* The task *
Where a line of the records contains the word "screenshot", show that line.

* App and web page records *
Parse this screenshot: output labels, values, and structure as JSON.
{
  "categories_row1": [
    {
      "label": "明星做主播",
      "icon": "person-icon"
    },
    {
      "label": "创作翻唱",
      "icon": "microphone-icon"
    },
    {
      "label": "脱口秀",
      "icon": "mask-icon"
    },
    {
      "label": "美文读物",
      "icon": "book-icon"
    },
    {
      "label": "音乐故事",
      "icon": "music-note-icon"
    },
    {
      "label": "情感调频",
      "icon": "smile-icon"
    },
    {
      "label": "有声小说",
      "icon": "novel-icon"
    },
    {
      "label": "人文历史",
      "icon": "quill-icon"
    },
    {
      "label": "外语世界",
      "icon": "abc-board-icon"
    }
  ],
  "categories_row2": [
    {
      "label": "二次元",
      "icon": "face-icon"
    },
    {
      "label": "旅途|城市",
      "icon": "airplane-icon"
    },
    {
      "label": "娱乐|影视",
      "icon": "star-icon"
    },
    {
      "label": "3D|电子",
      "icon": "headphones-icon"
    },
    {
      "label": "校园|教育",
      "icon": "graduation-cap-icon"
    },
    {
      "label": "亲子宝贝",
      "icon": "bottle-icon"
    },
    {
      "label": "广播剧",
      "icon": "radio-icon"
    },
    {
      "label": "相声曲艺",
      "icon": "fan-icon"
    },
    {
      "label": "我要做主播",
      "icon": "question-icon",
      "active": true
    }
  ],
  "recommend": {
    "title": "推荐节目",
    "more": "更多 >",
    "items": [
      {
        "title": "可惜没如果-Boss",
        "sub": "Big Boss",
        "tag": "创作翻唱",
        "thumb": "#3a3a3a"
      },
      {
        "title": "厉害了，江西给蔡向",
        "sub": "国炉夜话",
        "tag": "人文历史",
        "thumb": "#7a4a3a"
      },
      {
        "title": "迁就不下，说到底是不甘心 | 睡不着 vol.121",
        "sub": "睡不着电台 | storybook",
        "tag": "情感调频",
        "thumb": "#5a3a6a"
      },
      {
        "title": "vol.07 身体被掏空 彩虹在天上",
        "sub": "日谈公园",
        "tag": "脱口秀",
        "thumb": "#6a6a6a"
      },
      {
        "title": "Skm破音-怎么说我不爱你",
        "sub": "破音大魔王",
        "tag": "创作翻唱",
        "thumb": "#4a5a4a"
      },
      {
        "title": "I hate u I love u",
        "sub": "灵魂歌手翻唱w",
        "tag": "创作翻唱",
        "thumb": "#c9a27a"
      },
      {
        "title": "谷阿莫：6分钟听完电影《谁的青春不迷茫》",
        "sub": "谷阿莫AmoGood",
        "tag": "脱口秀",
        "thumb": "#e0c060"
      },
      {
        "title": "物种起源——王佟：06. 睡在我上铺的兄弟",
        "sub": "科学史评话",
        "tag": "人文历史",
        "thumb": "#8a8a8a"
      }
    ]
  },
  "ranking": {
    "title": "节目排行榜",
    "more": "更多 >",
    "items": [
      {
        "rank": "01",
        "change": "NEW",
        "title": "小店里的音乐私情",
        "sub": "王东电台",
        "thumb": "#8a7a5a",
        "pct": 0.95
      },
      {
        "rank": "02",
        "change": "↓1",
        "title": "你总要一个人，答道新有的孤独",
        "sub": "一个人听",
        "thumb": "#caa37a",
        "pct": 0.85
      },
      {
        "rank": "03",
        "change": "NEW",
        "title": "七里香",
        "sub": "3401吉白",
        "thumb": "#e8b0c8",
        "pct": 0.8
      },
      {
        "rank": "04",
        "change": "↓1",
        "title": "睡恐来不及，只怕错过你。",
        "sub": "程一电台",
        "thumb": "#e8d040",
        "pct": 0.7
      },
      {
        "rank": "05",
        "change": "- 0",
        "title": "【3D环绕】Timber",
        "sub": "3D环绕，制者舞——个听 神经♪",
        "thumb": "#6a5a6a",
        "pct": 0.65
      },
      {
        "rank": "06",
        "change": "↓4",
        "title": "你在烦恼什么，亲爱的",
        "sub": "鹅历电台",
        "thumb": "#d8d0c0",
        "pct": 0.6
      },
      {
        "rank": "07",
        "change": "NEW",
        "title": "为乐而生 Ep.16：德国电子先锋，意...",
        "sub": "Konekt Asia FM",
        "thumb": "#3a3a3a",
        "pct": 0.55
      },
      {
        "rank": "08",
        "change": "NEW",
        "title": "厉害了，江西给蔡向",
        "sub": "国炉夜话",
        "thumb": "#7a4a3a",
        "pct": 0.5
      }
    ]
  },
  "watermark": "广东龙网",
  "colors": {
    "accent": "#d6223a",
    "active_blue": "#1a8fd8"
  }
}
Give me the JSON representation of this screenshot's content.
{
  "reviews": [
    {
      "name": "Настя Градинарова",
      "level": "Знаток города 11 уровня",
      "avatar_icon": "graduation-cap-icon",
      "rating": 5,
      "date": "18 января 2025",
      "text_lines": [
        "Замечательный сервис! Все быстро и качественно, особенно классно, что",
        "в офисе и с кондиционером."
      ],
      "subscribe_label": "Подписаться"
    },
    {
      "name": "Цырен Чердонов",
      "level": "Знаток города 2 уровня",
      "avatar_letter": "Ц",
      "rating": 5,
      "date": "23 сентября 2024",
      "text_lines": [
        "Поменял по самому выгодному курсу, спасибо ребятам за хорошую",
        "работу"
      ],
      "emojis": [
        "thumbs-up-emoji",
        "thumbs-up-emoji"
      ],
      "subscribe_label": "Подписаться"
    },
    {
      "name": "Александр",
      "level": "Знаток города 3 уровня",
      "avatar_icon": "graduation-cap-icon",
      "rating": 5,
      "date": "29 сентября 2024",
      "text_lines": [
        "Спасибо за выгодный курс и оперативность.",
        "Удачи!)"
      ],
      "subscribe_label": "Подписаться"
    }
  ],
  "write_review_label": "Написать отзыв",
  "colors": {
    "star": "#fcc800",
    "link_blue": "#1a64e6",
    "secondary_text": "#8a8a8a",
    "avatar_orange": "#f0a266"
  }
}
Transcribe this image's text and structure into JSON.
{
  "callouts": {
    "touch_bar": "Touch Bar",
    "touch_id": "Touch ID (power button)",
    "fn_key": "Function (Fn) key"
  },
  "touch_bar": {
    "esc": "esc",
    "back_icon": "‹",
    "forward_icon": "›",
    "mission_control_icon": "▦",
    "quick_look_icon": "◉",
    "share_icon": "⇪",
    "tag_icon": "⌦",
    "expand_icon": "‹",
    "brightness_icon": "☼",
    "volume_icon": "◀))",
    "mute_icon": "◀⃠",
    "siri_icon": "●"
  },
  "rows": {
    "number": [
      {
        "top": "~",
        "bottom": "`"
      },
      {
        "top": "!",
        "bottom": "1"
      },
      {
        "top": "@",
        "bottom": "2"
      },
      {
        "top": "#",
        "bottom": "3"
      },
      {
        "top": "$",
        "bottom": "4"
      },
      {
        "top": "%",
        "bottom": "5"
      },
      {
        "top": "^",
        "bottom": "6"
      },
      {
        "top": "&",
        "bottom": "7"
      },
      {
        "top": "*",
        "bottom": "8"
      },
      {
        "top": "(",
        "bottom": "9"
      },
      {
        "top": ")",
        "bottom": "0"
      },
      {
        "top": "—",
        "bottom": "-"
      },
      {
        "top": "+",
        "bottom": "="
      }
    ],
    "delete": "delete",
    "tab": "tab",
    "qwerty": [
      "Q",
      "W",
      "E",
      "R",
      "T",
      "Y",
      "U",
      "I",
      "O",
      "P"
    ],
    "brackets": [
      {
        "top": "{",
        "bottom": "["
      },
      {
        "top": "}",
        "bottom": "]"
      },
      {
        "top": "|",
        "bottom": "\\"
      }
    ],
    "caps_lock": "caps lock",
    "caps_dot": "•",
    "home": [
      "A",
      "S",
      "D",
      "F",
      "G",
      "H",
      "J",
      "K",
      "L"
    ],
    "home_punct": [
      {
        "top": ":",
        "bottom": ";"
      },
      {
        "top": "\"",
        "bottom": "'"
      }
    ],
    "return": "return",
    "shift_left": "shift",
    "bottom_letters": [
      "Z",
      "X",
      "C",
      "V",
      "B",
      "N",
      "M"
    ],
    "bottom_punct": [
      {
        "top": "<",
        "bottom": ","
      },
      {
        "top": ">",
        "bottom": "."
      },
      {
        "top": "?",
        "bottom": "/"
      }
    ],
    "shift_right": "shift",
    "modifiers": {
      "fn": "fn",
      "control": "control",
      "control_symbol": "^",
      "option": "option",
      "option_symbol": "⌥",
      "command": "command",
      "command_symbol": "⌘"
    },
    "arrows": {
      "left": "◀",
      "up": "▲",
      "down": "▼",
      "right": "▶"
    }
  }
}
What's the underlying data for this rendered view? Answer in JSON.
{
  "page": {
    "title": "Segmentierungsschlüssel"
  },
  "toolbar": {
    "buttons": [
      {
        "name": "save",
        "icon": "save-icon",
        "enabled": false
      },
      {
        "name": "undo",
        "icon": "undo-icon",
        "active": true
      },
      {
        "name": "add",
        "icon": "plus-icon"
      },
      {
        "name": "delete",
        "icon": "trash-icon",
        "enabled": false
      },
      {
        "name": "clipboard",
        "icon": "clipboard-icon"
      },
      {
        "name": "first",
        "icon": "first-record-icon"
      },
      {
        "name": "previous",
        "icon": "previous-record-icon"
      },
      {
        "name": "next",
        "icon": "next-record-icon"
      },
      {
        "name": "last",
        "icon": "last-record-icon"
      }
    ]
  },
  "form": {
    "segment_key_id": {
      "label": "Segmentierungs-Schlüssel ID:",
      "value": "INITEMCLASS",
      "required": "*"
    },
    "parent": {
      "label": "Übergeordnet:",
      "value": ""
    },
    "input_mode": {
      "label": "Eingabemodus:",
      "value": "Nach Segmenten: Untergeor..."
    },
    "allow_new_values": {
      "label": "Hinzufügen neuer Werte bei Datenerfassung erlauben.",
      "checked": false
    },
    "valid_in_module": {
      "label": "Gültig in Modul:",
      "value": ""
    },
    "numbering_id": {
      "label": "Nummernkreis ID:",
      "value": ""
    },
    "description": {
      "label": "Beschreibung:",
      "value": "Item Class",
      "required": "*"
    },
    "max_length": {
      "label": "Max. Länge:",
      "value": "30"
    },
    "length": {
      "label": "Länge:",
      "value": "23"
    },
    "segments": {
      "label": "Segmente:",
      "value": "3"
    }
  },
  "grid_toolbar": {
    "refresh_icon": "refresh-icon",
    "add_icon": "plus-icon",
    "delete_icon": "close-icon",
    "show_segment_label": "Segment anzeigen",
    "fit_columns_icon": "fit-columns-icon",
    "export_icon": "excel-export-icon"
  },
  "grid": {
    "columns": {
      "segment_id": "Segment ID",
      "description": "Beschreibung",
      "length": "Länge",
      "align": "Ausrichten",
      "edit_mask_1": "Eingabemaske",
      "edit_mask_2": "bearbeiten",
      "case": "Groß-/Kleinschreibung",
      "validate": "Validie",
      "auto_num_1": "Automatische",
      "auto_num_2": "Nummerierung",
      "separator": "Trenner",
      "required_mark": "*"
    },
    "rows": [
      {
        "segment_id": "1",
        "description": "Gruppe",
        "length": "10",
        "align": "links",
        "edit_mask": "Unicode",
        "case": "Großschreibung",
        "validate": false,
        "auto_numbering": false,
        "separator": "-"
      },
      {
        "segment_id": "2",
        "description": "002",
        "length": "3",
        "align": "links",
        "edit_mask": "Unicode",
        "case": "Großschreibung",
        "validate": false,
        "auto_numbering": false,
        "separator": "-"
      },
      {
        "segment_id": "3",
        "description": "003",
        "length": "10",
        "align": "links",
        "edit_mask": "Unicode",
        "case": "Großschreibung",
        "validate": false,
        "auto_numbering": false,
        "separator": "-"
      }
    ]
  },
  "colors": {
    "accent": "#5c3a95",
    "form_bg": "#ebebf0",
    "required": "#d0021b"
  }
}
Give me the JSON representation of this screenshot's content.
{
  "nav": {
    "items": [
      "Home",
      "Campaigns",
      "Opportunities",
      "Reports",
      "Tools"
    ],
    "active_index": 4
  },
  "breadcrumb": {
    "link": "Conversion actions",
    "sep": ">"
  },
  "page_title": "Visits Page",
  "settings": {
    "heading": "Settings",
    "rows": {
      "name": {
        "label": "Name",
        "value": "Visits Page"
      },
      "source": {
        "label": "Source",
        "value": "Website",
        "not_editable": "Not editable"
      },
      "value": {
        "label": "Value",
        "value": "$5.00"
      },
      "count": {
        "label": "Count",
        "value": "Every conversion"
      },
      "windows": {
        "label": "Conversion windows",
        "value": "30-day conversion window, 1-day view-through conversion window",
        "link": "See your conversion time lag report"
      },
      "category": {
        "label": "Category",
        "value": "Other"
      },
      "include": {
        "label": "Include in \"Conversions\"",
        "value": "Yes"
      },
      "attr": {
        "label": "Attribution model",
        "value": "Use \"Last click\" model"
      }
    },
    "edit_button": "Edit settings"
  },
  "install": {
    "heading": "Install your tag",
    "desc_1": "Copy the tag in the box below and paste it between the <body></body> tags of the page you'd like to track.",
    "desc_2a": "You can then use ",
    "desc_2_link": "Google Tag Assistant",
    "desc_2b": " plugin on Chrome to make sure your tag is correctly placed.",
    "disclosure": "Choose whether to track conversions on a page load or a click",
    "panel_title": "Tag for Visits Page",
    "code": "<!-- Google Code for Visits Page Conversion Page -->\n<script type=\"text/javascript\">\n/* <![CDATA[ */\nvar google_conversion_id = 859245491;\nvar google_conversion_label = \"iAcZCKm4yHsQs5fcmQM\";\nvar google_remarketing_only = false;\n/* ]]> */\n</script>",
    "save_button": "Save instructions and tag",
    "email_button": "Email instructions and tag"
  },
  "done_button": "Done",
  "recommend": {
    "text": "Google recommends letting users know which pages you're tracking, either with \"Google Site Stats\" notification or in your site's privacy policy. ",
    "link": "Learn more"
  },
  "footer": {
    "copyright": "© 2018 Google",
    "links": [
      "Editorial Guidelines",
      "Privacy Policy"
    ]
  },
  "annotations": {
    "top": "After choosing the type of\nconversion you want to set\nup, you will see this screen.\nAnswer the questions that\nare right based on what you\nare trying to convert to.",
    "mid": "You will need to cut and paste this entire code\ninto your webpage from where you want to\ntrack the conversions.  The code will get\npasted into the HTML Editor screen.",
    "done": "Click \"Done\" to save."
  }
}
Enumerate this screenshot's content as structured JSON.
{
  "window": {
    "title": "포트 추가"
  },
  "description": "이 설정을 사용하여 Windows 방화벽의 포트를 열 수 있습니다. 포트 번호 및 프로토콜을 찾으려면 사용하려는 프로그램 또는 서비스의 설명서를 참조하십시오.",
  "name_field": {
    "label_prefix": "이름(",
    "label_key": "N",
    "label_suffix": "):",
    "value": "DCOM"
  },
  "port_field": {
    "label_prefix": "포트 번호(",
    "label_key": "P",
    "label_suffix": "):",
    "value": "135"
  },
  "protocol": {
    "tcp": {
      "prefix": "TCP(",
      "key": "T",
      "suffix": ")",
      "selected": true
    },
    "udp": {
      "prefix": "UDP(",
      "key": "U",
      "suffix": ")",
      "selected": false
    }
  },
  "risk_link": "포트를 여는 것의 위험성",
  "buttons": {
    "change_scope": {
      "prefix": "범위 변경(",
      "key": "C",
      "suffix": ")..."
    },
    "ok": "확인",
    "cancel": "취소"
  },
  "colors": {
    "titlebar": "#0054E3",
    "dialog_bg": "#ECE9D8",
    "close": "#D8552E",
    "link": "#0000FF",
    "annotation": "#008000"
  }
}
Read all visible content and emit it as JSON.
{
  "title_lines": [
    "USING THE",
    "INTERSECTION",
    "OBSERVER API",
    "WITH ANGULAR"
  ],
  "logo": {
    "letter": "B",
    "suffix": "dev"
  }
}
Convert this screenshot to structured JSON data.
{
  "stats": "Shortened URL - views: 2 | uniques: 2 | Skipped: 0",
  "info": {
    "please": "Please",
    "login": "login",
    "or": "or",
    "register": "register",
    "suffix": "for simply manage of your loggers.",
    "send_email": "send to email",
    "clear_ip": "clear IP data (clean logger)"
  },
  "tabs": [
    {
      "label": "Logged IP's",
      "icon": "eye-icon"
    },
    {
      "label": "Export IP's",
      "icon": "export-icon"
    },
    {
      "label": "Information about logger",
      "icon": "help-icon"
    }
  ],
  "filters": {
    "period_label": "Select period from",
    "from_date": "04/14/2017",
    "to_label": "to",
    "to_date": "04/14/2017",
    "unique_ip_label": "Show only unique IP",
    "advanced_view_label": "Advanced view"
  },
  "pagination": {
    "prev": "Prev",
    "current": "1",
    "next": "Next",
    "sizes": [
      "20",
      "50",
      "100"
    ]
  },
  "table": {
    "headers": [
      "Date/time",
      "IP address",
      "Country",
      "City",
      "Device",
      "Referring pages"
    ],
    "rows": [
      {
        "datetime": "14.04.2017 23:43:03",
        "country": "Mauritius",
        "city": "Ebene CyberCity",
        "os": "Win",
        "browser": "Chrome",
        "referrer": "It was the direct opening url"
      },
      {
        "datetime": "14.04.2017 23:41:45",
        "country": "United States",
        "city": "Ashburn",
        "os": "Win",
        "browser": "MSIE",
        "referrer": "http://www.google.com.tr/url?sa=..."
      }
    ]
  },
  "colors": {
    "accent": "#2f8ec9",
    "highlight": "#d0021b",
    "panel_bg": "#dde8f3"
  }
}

* Answer for the task *
Parse this screenshot: output labels, values, and structure as JSON.
Give me the JSON representation of this screenshot's content.
Give me the JSON representation of this screenshot's content.
Enumerate this screenshot's content as structured JSON.
Convert this screenshot to structured JSON data.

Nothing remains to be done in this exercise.